“In the current pandemic climate, physical appearance is at a great personal and public health risk, which could mean life or death” notes the Bar Association of Guyana (BAG) as it objects to the imminent resumption of jury trials.
High Court criminal trials are reportedly set to recommence on October 6.
But the Bar Association has issued a press release stating that it has not been consulted on the date and or modalities for the resumption of jury trials in the High Court.
The association said that the practice directions and protocols to guide the trials in the context of the pandemic were only shared with the Association two days ago on request.
But the association finds those protocols lacking as no provision is made for testing. Also, there is a requirement for witnesses to remove their masks to give evidence. The association noted that this is in violation of good practices, guidelines, and Sections 10(f) and 12 of the Covid-19 Emergency Measures (No. 9). Among other measures, the association is dissatisfied that physical attendance of counsel and the jury is mandatory without a reciprocal provision for the presiding judge.
GBA said that it is conscious of the constitutional right of an accused person to a fair hearing within a reasonable time.
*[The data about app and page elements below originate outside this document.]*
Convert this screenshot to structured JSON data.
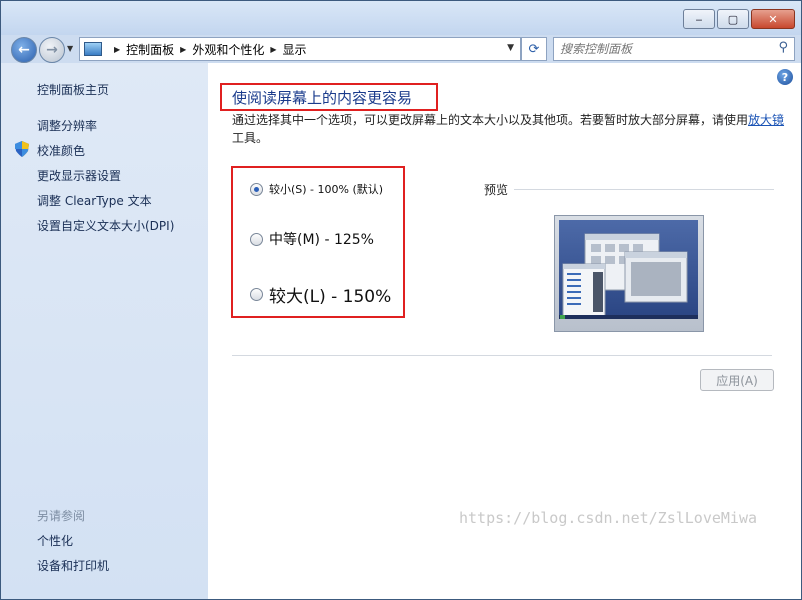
{
  "window": {
    "min_label": "‒",
    "max_label": "▢",
    "close_label": "✕"
  },
  "address": {
    "crumbs": [
      "控制面板",
      "外观和个性化",
      "显示"
    ],
    "search_placeholder": "搜索控制面板"
  },
  "sidebar": {
    "home": "控制面板主页",
    "links": [
      "调整分辨率",
      "校准颜色",
      "更改显示器设置",
      "调整 ClearType 文本",
      "设置自定义文本大小(DPI)"
    ],
    "see_also_title": "另请参阅",
    "see_also": [
      "个性化",
      "设备和打印机"
    ]
  },
  "main": {
    "title": "使阅读屏幕上的内容更容易",
    "desc_text": "通过选择其中一个选项，可以更改屏幕上的文本大小以及其他项。若要暂时放大部分屏幕，请使用",
    "desc_link": "放大镜",
    "desc_tail": "工具。",
    "options": [
      {
        "label": "较小(S) - 100% (默认)",
        "checked": true
      },
      {
        "label": "中等(M) - 125%",
        "checked": false
      },
      {
        "label": "较大(L) - 150%",
        "checked": false
      }
    ],
    "preview_label": "预览",
    "apply_label": "应用(A)"
  },
  "watermark": "https://blog.csdn.net/ZslLoveMiwa",
  "colors": {
    "accent": "#1a3b8c",
    "highlight_box": "#e02020"
  }
}
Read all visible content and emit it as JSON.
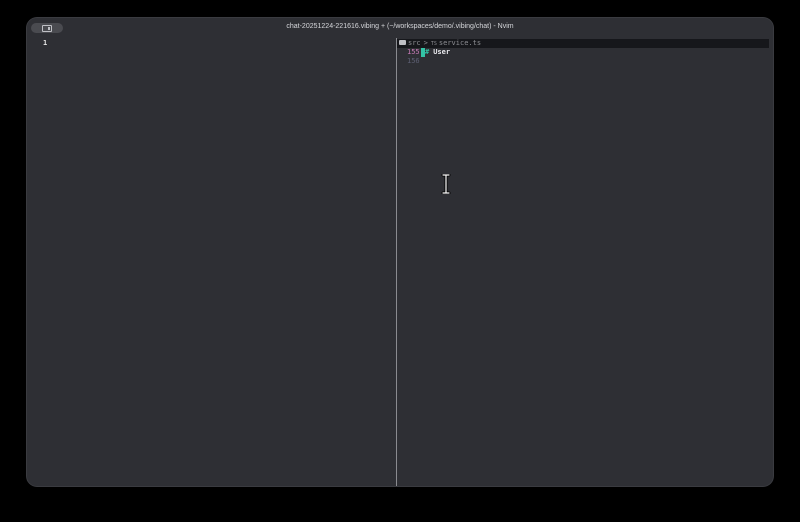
{
  "window": {
    "title": "chat-20251224-221616.vibing + (~/workspaces/demo/.vibing/chat) - Nvim"
  },
  "left_pane": {
    "lines": [
      {
        "number": "1",
        "text": ""
      }
    ]
  },
  "right_pane": {
    "breadcrumb": {
      "folder": "src",
      "separator": ">",
      "file_icon": "TS",
      "file": "service.ts"
    },
    "lines": [
      {
        "number": "155",
        "marker": "#",
        "text": "User"
      },
      {
        "number": "156",
        "text": ""
      }
    ]
  },
  "icons": {
    "sidebar": "sidebar-toggle-icon",
    "folder": "folder-icon",
    "cursor": "text-cursor-icon"
  },
  "colors": {
    "background": "#2e2f34",
    "line_number": "#c77ab6",
    "line_number_dim": "#5d5f73",
    "accent": "#33c4a6",
    "winbar": "#16171b"
  }
}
But this right is not absolute and must be balanced against other considerations such as public health and other enshrined rights of citizens. “One right cannot outweigh the other.”
Jury trials all over the world have been impacted by the COVID-19 pandemic. Guyana is not peculiar in this regard. The association said that in Jamaica and Trinidad & Tobago, with high infection rates, jury trials have not yet recommenced. Guyana’s reported rate is higher than that of Trinidad and Tobago with 4,026 cases and 65 deaths compared to Guyana’s 2,535 cases and 72 deaths.
The association noted that the decision to resume jury trials affects not only the Bench, Bar and accused, but also the public at large who are compelled by judicial command to appear either as jurors or witnesses, under the threat of penal sanction if they fail to do so.
GBA noted that while Guyana was paralyzed by a prolonged five-month election process concurrently with the COVID-19 pandemic, other jurisdictions which had the benefit of an operational Parliament were able to pass laws and institute procedures that adapt to keep the legal process moving forward while protecting and balancing the rights of all citizens.
The association stated, “While we recognize the efforts of the Judiciary to cope with the changes brought about by the pandemic, we now have a functioning Parliament. It is therefore important that these matters be given urgent attention so that the rights of citizens and the public health can be secured.”